He said the equivalent of the amount that would be added to the water is like an eye dropper full in a filled bath tub.
O’Doherty said the Center for Disease Control has this listed as one of the top ten public health measures.
The Nebraska State Board of Health “strongly supports the fluoridation of public drinking water as the most cost-effective, equitable and safe means of providing protection from tooth decay in a community.”
While many people see the benefits to adding fluoride to public water, other groups are not convinced it is beneficial.

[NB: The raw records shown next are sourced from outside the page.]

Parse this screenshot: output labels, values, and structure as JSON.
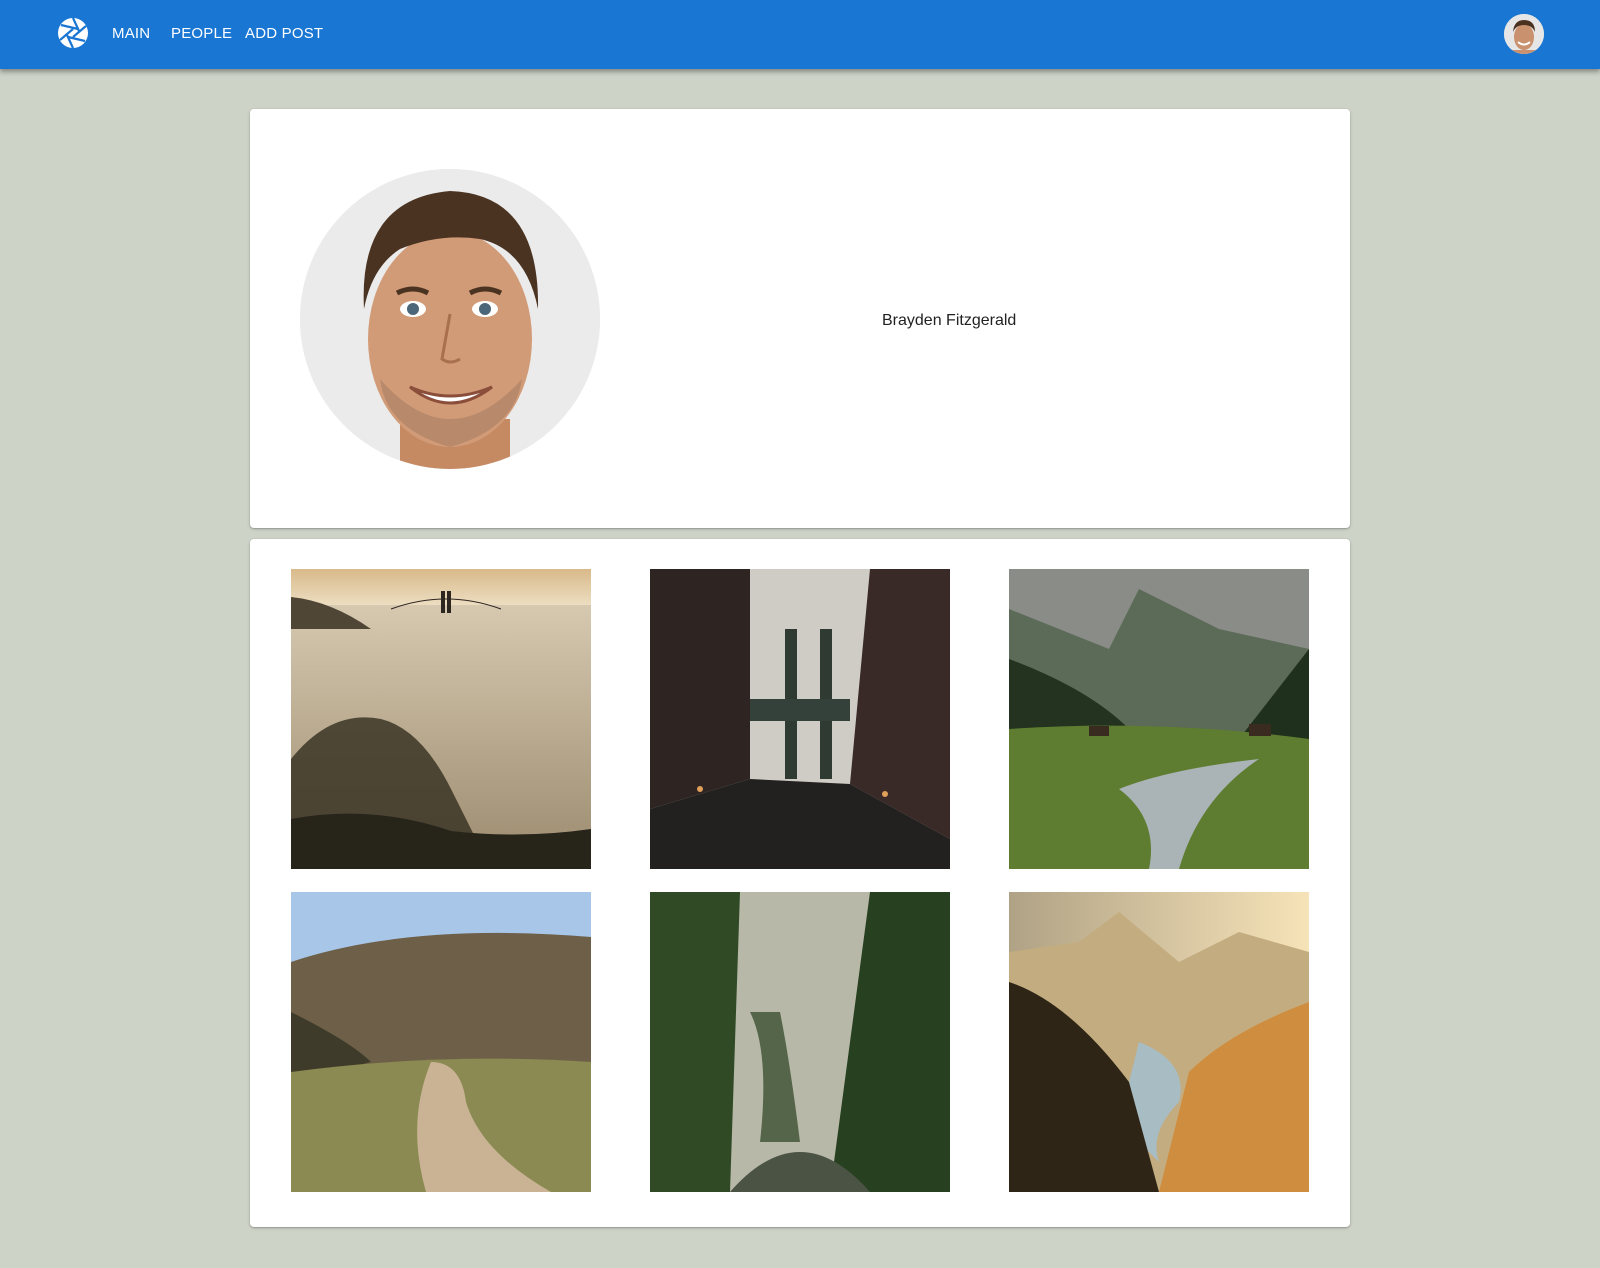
{
  "appbar": {
    "logo_icon": "camera-aperture-icon",
    "nav": [
      {
        "label": "MAIN"
      },
      {
        "label": "PEOPLE"
      },
      {
        "label": "ADD POST"
      }
    ],
    "avatar_icon": "user-avatar-icon",
    "color": "#1976d2"
  },
  "profile": {
    "name": "Brayden Fitzgerald",
    "avatar_icon": "profile-photo"
  },
  "gallery": {
    "posts": [
      {
        "icon": "photo-foggy-bridge"
      },
      {
        "icon": "photo-city-bridge-street"
      },
      {
        "icon": "photo-mountain-valley-river"
      },
      {
        "icon": "photo-dirt-road-hill"
      },
      {
        "icon": "photo-misty-forest-road"
      },
      {
        "icon": "photo-sunset-mountain-lake"
      }
    ]
  }
}
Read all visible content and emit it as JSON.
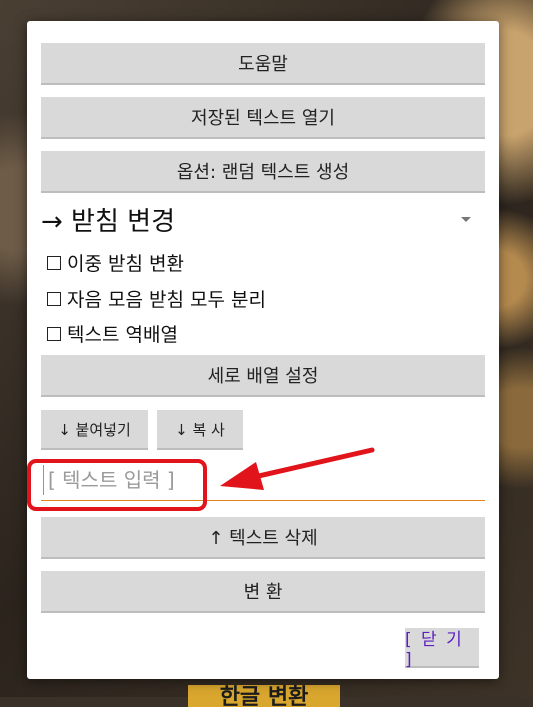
{
  "buttons": {
    "help": "도움말",
    "open_saved": "저장된 텍스트 열기",
    "random_option": "옵션: 랜덤 텍스트 생성",
    "vertical": "세로 배열 설정",
    "paste": "↓ 붙여넣기",
    "copy": "↓ 복 사",
    "delete": "↑ 텍스트 삭제",
    "convert": "변 환",
    "close": "[ 닫 기 ]"
  },
  "select": {
    "value": "→ 받침 변경"
  },
  "checkboxes": [
    {
      "label": "이중 받침 변환",
      "checked": false
    },
    {
      "label": "자음 모음 받침 모두 분리",
      "checked": false
    },
    {
      "label": "텍스트 역배열",
      "checked": false
    }
  ],
  "input": {
    "placeholder": "[ 텍스트 입력 ]",
    "value": ""
  },
  "background": {
    "label": "한글 변환"
  },
  "colors": {
    "accent": "#e2831b",
    "highlight": "#e2141b",
    "close_text": "#5a1ec2"
  }
}
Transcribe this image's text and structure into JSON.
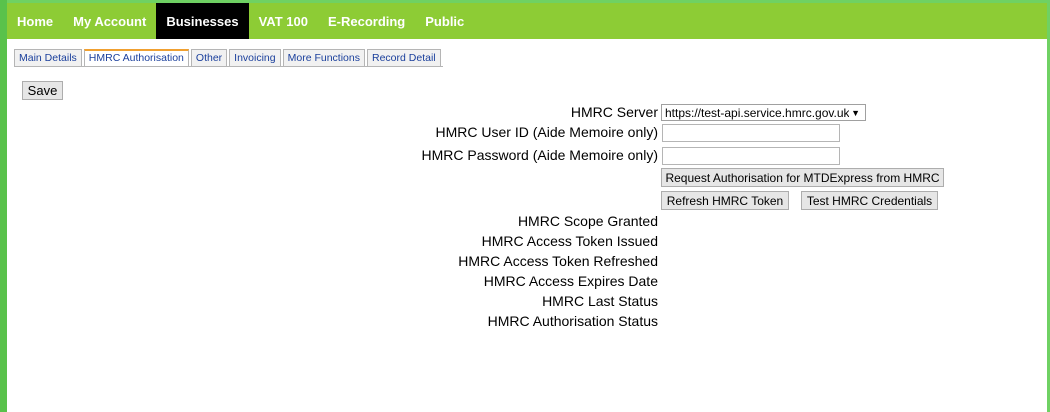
{
  "nav": {
    "items": [
      "Home",
      "My Account",
      "Businesses",
      "VAT 100",
      "E-Recording",
      "Public"
    ],
    "active_index": 2
  },
  "tabs": {
    "items": [
      "Main Details",
      "HMRC Authorisation",
      "Other",
      "Invoicing",
      "More Functions",
      "Record Detail"
    ],
    "active_index": 1
  },
  "toolbar": {
    "save_label": "Save"
  },
  "form": {
    "server_label": "HMRC Server",
    "server_value": "https://test-api.service.hmrc.gov.uk/",
    "user_id_label": "HMRC User ID (Aide Memoire only)",
    "user_id_value": "",
    "password_label": "HMRC Password (Aide Memoire only)",
    "password_value": "",
    "request_auth_label": "Request Authorisation for MTDExpress from HMRC",
    "refresh_token_label": "Refresh HMRC Token",
    "test_credentials_label": "Test HMRC Credentials",
    "scope_granted_label": "HMRC Scope Granted",
    "access_token_issued_label": "HMRC Access Token Issued",
    "access_token_refreshed_label": "HMRC Access Token Refreshed",
    "access_expires_label": "HMRC Access Expires Date",
    "last_status_label": "HMRC Last Status",
    "auth_status_label": "HMRC Authorisation Status"
  },
  "colors": {
    "nav_bg": "#8dcc35",
    "nav_active_bg": "#000000",
    "border_green": "#59c24b",
    "tab_link": "#1a3f9c",
    "tab_active_accent": "#f0a030"
  }
}
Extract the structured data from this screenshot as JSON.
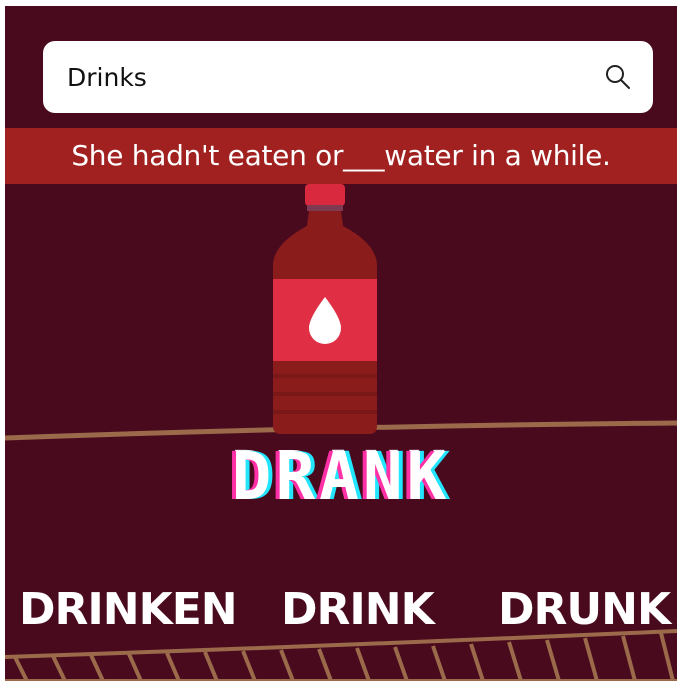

Advocacy group, Nebraskans for Safe Water, maintains that the chemical use in fluoride – hydrofluorosilicic acid – causes bone cancer, brittle bones, thyroid damage and Attention Deficit Order.
While only one part per millionth is added to the water system, they say only 50 percent is excreted while the other accumulates on bones and skin.
The group cites Dr. Richard Foulkes – Canadian doctor – who said “fluoridation does not prevent tooth decay and may cause serious illness, birth defects and premature death.”
The also claim as of 2006 the American Dental Association does not recommend making baby formula with fluoridated water.
Fluoridated toothpaste is labeled “poison, do not swallow.”
They argue, “how can you not swallow fluoride if it is in the water?”
O’Doherty argues that “anything at inappropriate levels is poison.”
He also said “the pros outweigh the cons.”
O’Doherty said that Sidney is an ideal candidate for implementing fluoridating, stating that the area has 13 well cites.
“The initial cost is the down side,” he said.
City Manager Gary Person said that the initial cost of fluoridating Sidney’s water would cost between $50,000 and $100,000.
He said it is for Sidney residents to decide.